Bleier's career started in high school on WNEW radio's high school hour and writing for the Long Island Press. He worked as an ABC News copy boy during summers while attending Syracuse University. He also wrote for the Syracuse Herald Journal and several Syracuse radio stations. He managed promotion for the DuMont Television Network and New York's Channel 5.
American Broadcasting Company
In the early 1950s, he worked in advertising for ABC's New York Channel 7 and was promoted to ABC's Television Network. In the 1960s, Bleier was a senior executive of the American Broadcasting Company, working in daytime and children's programming and sales, general sales management, and marketing, public relations and strategic planning.
His 1967 research and strategic planning for ABC correctly presaged the growth of cable TV. Some other milestones at ABC included the first integration of African-American characters in daytime dramas, helping make women's and children's programming profitable, and managing advertiser support for ABC Sports and ABC News.
Warner Bros. Entertainment
For Warner Bros. Television, Bleier was President of Domestic Pay TV, Cable & Network Features. As part of this appointment Warner Bros. acquired Bleier's production/ distribution company. He was put in charge of Network Programming and Sales in 1969. He became a Senior Advisor in 2002, and held this position until 2005.

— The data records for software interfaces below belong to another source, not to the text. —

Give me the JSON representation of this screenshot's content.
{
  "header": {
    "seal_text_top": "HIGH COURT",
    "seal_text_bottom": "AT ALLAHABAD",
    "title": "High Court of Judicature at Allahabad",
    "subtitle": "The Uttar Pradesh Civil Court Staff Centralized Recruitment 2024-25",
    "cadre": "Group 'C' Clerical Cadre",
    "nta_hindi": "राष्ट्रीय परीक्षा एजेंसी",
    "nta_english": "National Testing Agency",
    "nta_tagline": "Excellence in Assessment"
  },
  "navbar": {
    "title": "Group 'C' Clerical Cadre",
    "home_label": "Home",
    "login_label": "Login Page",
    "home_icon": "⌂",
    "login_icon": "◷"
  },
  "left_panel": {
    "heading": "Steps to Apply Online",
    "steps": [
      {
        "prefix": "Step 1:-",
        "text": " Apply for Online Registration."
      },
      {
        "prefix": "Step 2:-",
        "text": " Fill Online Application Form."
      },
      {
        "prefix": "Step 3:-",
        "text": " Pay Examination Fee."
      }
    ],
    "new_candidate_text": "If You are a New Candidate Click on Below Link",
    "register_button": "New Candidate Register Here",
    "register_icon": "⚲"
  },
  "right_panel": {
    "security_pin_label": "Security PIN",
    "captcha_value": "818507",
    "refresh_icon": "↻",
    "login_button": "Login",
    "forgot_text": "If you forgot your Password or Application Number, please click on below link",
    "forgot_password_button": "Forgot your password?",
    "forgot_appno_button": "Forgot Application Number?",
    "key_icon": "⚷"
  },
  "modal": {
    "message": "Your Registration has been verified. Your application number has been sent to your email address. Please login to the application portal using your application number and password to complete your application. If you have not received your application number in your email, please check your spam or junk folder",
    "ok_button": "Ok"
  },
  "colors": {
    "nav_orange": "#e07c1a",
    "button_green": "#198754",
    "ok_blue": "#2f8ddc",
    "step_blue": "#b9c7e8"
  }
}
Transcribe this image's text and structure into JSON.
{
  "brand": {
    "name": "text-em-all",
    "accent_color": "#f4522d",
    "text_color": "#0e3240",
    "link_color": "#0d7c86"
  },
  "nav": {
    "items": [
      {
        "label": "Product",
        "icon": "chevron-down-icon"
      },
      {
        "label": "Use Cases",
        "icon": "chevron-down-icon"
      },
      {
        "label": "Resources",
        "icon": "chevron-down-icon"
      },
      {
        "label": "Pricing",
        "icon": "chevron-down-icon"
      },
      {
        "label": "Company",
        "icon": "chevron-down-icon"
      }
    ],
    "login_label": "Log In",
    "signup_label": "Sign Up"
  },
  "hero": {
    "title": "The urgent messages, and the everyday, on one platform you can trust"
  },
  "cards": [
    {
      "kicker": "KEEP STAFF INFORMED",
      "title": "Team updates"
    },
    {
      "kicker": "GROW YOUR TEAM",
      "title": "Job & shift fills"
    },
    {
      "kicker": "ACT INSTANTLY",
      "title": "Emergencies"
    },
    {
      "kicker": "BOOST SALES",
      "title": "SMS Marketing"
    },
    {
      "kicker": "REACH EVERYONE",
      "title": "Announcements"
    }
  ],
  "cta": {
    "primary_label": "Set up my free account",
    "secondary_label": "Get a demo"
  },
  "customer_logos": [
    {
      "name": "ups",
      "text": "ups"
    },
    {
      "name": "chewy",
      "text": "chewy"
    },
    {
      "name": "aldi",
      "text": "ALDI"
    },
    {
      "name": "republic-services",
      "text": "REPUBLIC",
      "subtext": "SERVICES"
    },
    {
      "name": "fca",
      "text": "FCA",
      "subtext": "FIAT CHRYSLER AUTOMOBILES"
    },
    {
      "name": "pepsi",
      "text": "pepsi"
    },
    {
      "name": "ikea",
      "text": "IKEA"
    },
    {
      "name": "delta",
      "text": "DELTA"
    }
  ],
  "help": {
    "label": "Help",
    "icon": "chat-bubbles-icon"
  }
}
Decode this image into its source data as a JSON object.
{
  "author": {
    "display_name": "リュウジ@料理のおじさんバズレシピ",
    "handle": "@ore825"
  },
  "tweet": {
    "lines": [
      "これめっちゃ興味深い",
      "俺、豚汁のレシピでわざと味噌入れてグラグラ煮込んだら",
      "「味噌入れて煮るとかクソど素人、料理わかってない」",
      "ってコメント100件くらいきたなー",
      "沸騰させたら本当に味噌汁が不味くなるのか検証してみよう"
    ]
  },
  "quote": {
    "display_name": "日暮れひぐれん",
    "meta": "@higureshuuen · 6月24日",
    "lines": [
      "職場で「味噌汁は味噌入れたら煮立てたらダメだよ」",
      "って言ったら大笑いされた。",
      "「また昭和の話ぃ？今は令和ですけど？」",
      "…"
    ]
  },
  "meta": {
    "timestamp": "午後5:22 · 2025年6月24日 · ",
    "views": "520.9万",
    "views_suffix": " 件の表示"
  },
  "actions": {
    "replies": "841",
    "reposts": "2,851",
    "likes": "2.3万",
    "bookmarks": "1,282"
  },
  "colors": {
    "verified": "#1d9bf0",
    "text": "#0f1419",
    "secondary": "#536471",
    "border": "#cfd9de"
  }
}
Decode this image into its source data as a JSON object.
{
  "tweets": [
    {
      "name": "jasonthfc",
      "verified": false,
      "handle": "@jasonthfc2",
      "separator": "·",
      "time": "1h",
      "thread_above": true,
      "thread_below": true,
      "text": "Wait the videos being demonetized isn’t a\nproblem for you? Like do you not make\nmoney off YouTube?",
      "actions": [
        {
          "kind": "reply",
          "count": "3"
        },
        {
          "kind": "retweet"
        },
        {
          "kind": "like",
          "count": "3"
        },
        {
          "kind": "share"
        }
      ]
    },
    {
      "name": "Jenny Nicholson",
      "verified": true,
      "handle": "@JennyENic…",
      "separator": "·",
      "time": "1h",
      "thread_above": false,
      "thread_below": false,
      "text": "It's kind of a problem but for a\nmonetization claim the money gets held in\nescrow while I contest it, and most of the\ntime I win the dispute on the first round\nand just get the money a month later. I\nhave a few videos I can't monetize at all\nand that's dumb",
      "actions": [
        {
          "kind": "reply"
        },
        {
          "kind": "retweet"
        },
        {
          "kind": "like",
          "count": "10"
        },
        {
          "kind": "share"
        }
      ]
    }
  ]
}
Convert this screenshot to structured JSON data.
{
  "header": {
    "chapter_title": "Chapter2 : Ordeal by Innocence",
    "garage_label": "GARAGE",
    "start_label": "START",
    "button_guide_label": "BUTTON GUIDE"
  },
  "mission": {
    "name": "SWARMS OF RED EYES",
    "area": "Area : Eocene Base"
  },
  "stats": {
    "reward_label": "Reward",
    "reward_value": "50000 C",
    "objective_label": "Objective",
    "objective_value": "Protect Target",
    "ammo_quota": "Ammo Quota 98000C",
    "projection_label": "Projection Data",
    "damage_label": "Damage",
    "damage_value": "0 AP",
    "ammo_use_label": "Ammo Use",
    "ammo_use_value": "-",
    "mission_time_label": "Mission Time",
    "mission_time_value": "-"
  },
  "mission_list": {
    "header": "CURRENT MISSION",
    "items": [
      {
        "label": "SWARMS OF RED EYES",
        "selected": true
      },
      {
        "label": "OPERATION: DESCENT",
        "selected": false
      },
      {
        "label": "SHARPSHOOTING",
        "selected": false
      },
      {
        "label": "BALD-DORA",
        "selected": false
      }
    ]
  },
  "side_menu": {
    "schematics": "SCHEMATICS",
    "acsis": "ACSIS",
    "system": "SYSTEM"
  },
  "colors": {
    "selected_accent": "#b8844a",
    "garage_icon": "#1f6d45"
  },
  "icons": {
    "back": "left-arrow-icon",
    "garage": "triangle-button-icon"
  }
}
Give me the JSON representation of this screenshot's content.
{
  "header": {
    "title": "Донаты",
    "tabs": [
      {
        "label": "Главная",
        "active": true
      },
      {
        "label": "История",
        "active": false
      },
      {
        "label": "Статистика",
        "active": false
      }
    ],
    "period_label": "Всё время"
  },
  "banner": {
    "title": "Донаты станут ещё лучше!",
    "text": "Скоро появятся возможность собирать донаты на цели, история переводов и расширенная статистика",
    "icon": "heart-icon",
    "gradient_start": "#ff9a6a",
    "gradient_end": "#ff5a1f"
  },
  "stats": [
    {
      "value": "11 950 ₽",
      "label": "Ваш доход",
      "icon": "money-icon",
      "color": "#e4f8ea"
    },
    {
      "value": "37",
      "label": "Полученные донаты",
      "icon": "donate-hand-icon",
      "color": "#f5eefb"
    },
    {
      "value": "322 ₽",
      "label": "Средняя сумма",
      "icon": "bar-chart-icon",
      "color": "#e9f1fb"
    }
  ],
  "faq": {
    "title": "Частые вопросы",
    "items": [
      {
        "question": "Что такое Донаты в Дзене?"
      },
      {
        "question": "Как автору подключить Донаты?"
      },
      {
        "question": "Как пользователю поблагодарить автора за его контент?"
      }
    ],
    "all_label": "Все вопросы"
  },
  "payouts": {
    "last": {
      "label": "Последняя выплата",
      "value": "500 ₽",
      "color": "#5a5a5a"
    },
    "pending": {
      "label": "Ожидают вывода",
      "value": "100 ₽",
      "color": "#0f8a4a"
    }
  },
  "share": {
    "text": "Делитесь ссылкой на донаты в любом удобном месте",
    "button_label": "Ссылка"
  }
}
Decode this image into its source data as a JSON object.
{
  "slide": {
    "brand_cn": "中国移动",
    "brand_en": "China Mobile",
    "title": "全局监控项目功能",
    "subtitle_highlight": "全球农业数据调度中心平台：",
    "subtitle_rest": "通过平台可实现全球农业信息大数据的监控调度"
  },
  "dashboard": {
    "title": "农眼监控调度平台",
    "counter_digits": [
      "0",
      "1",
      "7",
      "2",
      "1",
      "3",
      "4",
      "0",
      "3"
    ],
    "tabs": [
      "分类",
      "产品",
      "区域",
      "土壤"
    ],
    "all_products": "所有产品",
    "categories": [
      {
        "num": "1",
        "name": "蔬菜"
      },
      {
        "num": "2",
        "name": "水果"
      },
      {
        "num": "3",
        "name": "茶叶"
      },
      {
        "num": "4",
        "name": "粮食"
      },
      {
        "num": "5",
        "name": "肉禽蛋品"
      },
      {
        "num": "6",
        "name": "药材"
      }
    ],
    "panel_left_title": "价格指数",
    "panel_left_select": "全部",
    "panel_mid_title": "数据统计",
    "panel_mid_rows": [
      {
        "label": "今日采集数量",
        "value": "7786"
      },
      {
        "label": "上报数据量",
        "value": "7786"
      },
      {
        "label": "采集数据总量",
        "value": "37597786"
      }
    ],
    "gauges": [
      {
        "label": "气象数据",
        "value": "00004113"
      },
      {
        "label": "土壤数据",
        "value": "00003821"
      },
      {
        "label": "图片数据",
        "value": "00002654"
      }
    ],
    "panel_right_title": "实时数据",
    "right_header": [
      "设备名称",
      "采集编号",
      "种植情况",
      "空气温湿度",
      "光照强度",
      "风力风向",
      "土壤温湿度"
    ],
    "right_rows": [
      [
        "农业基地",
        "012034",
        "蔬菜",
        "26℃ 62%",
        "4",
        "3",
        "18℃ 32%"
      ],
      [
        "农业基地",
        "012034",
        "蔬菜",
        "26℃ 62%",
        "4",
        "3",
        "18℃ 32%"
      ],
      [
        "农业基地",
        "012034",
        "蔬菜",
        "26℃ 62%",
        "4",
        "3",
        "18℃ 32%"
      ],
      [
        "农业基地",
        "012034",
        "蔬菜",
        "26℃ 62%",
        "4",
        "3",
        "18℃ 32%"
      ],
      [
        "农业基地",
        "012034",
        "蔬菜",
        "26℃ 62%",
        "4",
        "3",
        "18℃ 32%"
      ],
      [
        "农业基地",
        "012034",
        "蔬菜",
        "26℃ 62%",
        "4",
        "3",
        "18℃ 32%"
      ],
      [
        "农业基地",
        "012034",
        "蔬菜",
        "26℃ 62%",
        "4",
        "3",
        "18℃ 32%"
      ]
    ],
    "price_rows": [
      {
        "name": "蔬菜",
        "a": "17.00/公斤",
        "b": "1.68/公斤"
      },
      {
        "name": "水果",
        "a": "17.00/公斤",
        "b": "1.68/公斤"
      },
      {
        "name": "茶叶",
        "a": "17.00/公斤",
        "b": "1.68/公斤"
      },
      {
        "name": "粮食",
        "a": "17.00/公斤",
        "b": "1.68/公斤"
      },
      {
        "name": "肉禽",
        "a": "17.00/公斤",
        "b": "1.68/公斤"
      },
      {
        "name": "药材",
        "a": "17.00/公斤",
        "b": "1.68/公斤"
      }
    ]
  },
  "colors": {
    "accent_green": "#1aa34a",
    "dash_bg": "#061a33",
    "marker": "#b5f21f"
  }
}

During his 35 years at Warner Bros. he was responsible for annual record-breaking U.S. after-market sales of Warner's TV series and movies, vastly exceeding their theatrical income for the first time. He worked closely with Warner's cable systems, helping develop basic and pay-TV networks (such as MTV, Nickelodeon, and The Movie Channel), pay-per-view, and video-on-demand. He co-created the corporate plan for Warner Home Video and was a pioneer of new digital media markets, particularly to securely deliver content-on-demand via Internet or cable.
He oversaw more than 100 variations of Looney Tunes programming on ten different cable and broadcast networks. He also oversaw combining old and new animation for five movies and 15 TV specials. Warner Animation collaborated with Steven Spielberg on three series: "Tiny Toons", "Pinky and the Brain", and "Animaniacs".
In the mid 1970s, Bleier developed a woman's daytime panel show featuring Julie Nixon Eisenhower, daughter of ex-President Nixon and granddaughter-in-law of Dwight D. Eisenhower. "Ask Julie" never aired.
He held posts as chairman of the Center for Communication, president of the International Radio & Television Society, vice-chairman of the International Television Council, chairman of the Academy of the Arts of East Hampton's Guild Hall, board member of the Keystone Center for Science and Environment and the Martha Graham Dance Company, and participated in two United Nations World TV Forums. He has guest lectured at 15 different universities. Pro bono activities include serving as steering committee chairman for 13 "Communications Leaders' Conferences" of the Aspen Institute from 1970 to 1999.
In 2003, Bleier published a book titled The Thanksgiving Ceremony through Crown/Random House. The book describes his first-generation celebration of thanksgiving, including an original around-the-table "ceremony" for the Thanksgiving feast. New York Times columnist William Safire wrote the book's foreword. The Thanksgiving Ceremony jacket received endorsements from Arlene and Alan Alda, Julie Nixon Eisenhower, the late Peter Jennings and his wife, Kayce Freed, Quincy Jones, and Steven Spielberg.
Recipient of the Steven J. Ross Humanitarian Award, he co-chaired the Entertainment/Media & Communications division of the UJA Federation for seven years and now serves on the media council of the Paley Center for Media, as a member of the Council on Foreign Relations, and as a trustee of the Charles A. Dana Foundation.